A Q&A with trainers
Show a workout class
Talk about nutrition
A how-to video
Explain special events or offers that are going on
Facebook Live videos are just 1 of 20 things that can seriously help supercharge your fitness studio’s Facebook page …
MISTAKE #4: NOT BUILDING A RETARGETING AUDIENCE
When you push Facebook ads, choose your target audience carefully. You can get really specific with gender, age, location, interests, income, and more. While these options are great (and part of our secret sauce!), something that’s really important is a retargeting audience.
To track the people who previously visited your website or specific landing pages and build a retargeting audience, you’ll need to use a Facebook pixel. This allows you to push out Facebook ads to people who have already become familiar with your brand so that you constantly stay in front of them. And since 80% of sales are made on the 5th contact, it’s important that your target audience continues to see your ad and proven offer.
This Facebook article explains exactly how to create a pixel and add it to your website so that you can track these people and serve ads to them.
MISTAKE #5: NOT A/B TESTING
Especially when it comes to Facebook ads, some strategies work better than others, so don’t make the mistake of not A/B testing. Test out 2 new things at the same time, track your analytics, and see which one works best.
You want to test a variety of options and find out what gets you the best results. This allows you to spend your marketing budget efficiently. Here are some aspects you can test:
Video ads vs. image ads
We tested 2 ads with the same audience and budget, but different images and CTAs. The 1st ad got 55 clicks, whereas the 2nd only got 5. Take a look:
As you can see, if we hadn’t tested two different images and CTAs, we wouldn’t have known that one would perform so much better than the other. This helps you figure out where to spend more of your marketing budget so you get the most bang for your buck.
Your Facebook ads should always take your visitors to a landing page, not your website.
What’s the difference? Your homepage is the first page that people see when they type your website’s URL into their browser. It usually provides basic information about your business and has links to other pages on your site. There’s TONS of distractors. A landing page focuses on one CTA.
Your ad should prompt people to take a certain action, such as claim an offer for a free week of classes at your fitness studio. When they click on the ad, they’ll be taken to a landing page where they enter their name and contact information to claim the offer. If your ad takes them to your homepage, they might get distracted and you’ll lost a prospect.
Don’t run Facebook ads without a proven offer to go along with it. Offers provide value and give potential customers an incentive to come in. These are some of the best ones we found work for our customers:
1 free week
3 for $33
20% off lifetime membership
5 sessions for $99
The one that we found gets the most results is the 1 free week offer. We ran this offer for a barre studio and it generated 411 leads in the first month with a cost per lead (CPL) of $1.18. After 5 months, this studio received 1,504 leads and signed over 150 new members!

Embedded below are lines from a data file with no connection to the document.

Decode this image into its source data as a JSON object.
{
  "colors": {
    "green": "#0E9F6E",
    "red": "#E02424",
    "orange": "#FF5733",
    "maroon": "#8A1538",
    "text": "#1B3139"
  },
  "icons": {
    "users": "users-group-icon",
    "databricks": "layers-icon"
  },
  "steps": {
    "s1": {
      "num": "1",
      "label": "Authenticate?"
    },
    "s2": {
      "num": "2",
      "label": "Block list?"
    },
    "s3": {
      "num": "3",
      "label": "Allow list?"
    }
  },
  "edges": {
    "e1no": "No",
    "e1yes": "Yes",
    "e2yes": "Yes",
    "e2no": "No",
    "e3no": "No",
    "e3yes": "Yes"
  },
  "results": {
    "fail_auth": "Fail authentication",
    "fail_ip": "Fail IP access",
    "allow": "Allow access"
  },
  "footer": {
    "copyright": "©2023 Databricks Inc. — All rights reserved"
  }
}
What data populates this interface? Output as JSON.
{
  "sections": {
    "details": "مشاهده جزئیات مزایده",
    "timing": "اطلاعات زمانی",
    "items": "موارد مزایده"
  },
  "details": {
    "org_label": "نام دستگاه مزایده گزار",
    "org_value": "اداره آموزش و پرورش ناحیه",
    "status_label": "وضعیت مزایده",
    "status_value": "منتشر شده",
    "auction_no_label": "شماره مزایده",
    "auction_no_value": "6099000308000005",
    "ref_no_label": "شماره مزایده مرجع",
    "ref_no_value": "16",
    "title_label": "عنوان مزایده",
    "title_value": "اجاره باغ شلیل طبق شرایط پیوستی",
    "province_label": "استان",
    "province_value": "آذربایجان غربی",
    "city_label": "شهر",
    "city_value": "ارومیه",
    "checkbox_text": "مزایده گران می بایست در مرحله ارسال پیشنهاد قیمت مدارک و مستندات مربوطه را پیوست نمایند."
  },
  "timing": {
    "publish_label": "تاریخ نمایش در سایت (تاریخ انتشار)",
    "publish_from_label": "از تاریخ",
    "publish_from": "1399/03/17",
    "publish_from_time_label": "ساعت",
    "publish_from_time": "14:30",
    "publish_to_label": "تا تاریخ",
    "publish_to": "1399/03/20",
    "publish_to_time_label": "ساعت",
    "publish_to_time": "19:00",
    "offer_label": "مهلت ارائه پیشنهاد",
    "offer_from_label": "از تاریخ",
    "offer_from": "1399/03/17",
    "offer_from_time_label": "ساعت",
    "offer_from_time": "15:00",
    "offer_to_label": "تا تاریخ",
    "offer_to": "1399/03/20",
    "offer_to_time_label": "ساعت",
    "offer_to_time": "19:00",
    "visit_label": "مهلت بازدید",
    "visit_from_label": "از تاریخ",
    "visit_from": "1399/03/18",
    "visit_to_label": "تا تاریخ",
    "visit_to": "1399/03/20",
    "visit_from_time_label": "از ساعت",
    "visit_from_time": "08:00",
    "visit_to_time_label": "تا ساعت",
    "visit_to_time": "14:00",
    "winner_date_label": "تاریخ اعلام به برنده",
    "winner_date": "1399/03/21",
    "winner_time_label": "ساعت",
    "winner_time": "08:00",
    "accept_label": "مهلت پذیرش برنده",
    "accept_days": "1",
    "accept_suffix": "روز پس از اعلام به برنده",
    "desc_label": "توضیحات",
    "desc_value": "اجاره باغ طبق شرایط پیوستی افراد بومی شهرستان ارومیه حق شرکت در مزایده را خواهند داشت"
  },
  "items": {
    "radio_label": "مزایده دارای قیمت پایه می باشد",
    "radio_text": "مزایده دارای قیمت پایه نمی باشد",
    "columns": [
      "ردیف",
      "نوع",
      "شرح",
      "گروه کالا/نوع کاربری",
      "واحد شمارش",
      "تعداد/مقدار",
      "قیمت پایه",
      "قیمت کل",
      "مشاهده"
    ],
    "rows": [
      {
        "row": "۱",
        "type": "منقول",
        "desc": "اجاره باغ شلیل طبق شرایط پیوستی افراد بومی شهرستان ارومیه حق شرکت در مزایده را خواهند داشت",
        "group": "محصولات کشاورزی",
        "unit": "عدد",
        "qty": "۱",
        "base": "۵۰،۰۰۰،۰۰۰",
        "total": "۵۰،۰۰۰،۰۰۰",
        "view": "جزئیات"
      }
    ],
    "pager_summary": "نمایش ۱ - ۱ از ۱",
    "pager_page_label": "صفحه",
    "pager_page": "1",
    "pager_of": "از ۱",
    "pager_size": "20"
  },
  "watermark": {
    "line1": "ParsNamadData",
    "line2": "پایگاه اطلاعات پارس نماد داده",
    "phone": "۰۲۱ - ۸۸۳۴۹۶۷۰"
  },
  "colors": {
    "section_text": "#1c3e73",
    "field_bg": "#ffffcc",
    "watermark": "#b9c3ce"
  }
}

When you use these strategies on Facebook, your studio or gym will see better engagement on your Facebook page and get more leads and members. Let us know how they work for you!
Mike Arce is the CEO and founder of Loud Rumor, a marketing agency for fitness studios and independent gyms. Mike is also the host of The GSD Show, a top video podcast that brings on renowned guests like Grant Cardone, Lisa Nichols, Jay Baer, and more.